God and Race in American Politics: A Short History
by Mark Noll
Princeton University Press (2008)
232 pages, $22.95
American political history is marked by four great transformative periods, says American religious historian Mark Noll in his new book, God and Race in American Politics: A Short History (Princeton University Press). And in three of the four periods, "potent combinations of race and religion were the engines that drove political change."
The three periods when race and religion worked together so powerfully were (1) the decades leading up to the Civil War (1830-60), when slavery came to overwhelm all other issues on the political landscape; (2) the years after the Civil War (1865-1900), "when the nation gave up on the project of equal rights for all and left African Americans unprotected"; and (3) the recent past (from the 1950s on), "when the battle for civil rights was finally won … with ironic consequences."

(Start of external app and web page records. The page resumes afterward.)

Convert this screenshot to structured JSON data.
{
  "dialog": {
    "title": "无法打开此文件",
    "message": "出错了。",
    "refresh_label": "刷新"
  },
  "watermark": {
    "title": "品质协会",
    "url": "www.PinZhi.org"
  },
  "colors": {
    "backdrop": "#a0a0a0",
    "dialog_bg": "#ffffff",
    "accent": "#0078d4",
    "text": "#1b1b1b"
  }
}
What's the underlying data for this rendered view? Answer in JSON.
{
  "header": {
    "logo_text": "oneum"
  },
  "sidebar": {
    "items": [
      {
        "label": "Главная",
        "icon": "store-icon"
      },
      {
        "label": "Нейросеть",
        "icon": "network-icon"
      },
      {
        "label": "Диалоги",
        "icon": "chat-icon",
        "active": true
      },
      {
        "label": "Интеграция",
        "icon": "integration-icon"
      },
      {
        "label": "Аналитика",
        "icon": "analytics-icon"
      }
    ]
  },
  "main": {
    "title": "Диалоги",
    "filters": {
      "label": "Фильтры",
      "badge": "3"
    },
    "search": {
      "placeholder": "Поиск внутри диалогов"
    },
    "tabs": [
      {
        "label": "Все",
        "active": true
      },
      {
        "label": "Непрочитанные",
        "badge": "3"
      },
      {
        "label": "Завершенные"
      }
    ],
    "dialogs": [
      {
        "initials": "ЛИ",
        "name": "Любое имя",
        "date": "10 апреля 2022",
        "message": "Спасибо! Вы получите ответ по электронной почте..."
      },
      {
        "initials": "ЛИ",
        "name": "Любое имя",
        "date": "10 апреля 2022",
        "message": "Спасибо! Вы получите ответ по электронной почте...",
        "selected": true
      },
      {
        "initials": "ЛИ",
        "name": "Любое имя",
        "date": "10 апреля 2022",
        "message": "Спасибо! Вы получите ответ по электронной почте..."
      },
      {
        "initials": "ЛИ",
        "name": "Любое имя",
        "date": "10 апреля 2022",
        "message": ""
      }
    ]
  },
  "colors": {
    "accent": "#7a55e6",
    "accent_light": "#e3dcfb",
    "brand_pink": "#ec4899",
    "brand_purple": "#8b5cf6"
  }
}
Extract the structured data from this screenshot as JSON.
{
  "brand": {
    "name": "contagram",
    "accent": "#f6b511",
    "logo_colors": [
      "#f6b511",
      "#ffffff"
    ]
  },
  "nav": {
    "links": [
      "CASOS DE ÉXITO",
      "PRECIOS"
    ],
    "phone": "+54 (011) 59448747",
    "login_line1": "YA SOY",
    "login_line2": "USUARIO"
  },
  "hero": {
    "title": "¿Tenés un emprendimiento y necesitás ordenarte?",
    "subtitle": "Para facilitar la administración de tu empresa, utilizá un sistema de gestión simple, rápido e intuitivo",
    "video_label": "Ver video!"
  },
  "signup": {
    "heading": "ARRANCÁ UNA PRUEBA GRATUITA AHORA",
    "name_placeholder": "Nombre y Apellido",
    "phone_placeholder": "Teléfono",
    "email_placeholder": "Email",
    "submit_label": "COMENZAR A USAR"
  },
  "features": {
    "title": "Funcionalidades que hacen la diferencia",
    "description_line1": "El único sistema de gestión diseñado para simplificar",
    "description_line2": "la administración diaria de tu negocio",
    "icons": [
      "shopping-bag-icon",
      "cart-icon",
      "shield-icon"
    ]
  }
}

So what was the exception? The 1930s, when the economic forces that flowed from the Great Depression radically altered the American political landscape with little reference to race and religion.
You may already know about the Abolitionist movement and great Christian activists like Charles Finney and Harriet Beecher Stowe. You may already know about the Reconstruction period and the efforts to resist the new legal realities through repressive Jim Crow laws. You already know about Martin Luther King Jr., and perhaps you can even recite whole paragraphs from his "I Have a Dream" speech.
But until you read Noll's new book, you probably won't be aware of the degree to which the combustive combination of race and religion drove the major political currents ...